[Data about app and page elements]
◇ ◇ ◇ ◇
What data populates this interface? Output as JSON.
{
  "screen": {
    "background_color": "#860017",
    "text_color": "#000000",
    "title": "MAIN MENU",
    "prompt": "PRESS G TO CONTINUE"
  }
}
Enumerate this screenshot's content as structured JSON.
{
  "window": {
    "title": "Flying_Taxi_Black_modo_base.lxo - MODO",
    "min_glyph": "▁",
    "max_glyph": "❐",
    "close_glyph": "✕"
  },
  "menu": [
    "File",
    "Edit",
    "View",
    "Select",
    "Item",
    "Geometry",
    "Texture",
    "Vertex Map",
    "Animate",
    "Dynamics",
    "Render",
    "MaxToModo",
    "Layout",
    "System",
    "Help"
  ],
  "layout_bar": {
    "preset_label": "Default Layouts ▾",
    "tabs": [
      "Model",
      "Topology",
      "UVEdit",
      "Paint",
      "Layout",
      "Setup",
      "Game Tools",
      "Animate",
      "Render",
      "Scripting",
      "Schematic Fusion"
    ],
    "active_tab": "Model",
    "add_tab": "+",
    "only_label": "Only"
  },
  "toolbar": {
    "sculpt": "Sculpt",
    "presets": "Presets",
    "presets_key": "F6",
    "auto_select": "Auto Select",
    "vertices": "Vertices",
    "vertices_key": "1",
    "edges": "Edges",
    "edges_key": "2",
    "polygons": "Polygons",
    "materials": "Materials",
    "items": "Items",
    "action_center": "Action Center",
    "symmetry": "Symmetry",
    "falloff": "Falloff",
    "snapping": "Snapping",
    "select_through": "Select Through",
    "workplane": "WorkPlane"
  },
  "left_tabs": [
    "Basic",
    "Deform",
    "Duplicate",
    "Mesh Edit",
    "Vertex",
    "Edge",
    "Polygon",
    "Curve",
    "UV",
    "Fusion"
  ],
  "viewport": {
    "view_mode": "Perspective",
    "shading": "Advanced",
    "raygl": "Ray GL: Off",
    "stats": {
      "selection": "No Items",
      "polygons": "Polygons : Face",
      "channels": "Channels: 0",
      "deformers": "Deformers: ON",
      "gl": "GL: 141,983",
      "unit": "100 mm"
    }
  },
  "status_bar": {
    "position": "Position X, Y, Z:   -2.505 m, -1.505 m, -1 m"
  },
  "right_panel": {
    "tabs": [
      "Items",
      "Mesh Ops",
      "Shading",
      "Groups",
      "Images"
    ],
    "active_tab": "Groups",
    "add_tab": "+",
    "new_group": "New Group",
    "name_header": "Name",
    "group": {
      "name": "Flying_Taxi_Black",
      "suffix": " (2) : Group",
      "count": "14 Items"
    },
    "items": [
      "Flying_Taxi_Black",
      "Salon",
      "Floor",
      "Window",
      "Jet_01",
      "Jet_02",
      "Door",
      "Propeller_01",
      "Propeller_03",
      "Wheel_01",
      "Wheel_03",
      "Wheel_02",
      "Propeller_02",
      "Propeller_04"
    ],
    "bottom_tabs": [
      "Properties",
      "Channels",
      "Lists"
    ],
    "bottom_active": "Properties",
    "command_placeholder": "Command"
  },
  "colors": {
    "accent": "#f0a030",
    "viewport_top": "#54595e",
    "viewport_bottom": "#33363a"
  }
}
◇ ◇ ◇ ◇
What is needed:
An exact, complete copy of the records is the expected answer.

Completed exercise:
What data populates this interface? Output as JSON.
{
  "screen": {
    "background_color": "#860017",
    "text_color": "#000000",
    "title": "MAIN MENU",
    "prompt": "PRESS G TO CONTINUE"
  }
}
Enumerate this screenshot's content as structured JSON.
{
  "window": {
    "title": "Flying_Taxi_Black_modo_base.lxo - MODO",
    "min_glyph": "▁",
    "max_glyph": "❐",
    "close_glyph": "✕"
  },
  "menu": [
    "File",
    "Edit",
    "View",
    "Select",
    "Item",
    "Geometry",
    "Texture",
    "Vertex Map",
    "Animate",
    "Dynamics",
    "Render",
    "MaxToModo",
    "Layout",
    "System",
    "Help"
  ],
  "layout_bar": {
    "preset_label": "Default Layouts ▾",
    "tabs": [
      "Model",
      "Topology",
      "UVEdit",
      "Paint",
      "Layout",
      "Setup",
      "Game Tools",
      "Animate",
      "Render",
      "Scripting",
      "Schematic Fusion"
    ],
    "active_tab": "Model",
    "add_tab": "+",
    "only_label": "Only"
  },
  "toolbar": {
    "sculpt": "Sculpt",
    "presets": "Presets",
    "presets_key": "F6",
    "auto_select": "Auto Select",
    "vertices": "Vertices",
    "vertices_key": "1",
    "edges": "Edges",
    "edges_key": "2",
    "polygons": "Polygons",
    "materials": "Materials",
    "items": "Items",
    "action_center": "Action Center",
    "symmetry": "Symmetry",
    "falloff": "Falloff",
    "snapping": "Snapping",
    "select_through": "Select Through",
    "workplane": "WorkPlane"
  },
  "left_tabs": [
    "Basic",
    "Deform",
    "Duplicate",
    "Mesh Edit",
    "Vertex",
    "Edge",
    "Polygon",
    "Curve",
    "UV",
    "Fusion"
  ],
  "viewport": {
    "view_mode": "Perspective",
    "shading": "Advanced",
    "raygl": "Ray GL: Off",
    "stats": {
      "selection": "No Items",
      "polygons": "Polygons : Face",
      "channels": "Channels: 0",
      "deformers": "Deformers: ON",
      "gl": "GL: 141,983",
      "unit": "100 mm"
    }
  },
  "status_bar": {
    "position": "Position X, Y, Z:   -2.505 m, -1.505 m, -1 m"
  },
  "right_panel": {
    "tabs": [
      "Items",
      "Mesh Ops",
      "Shading",
      "Groups",
      "Images"
    ],
    "active_tab": "Groups",
    "add_tab": "+",
    "new_group": "New Group",
    "name_header": "Name",
    "group": {
      "name": "Flying_Taxi_Black",
      "suffix": " (2) : Group",
      "count": "14 Items"
    },
    "items": [
      "Flying_Taxi_Black",
      "Salon",
      "Floor",
      "Window",
      "Jet_01",
      "Jet_02",
      "Door",
      "Propeller_01",
      "Propeller_03",
      "Wheel_01",
      "Wheel_03",
      "Wheel_02",
      "Propeller_02",
      "Propeller_04"
    ],
    "bottom_tabs": [
      "Properties",
      "Channels",
      "Lists"
    ],
    "bottom_active": "Properties",
    "command_placeholder": "Command"
  },
  "colors": {
    "accent": "#f0a030",
    "viewport_top": "#54595e",
    "viewport_bottom": "#33363a"
  }
}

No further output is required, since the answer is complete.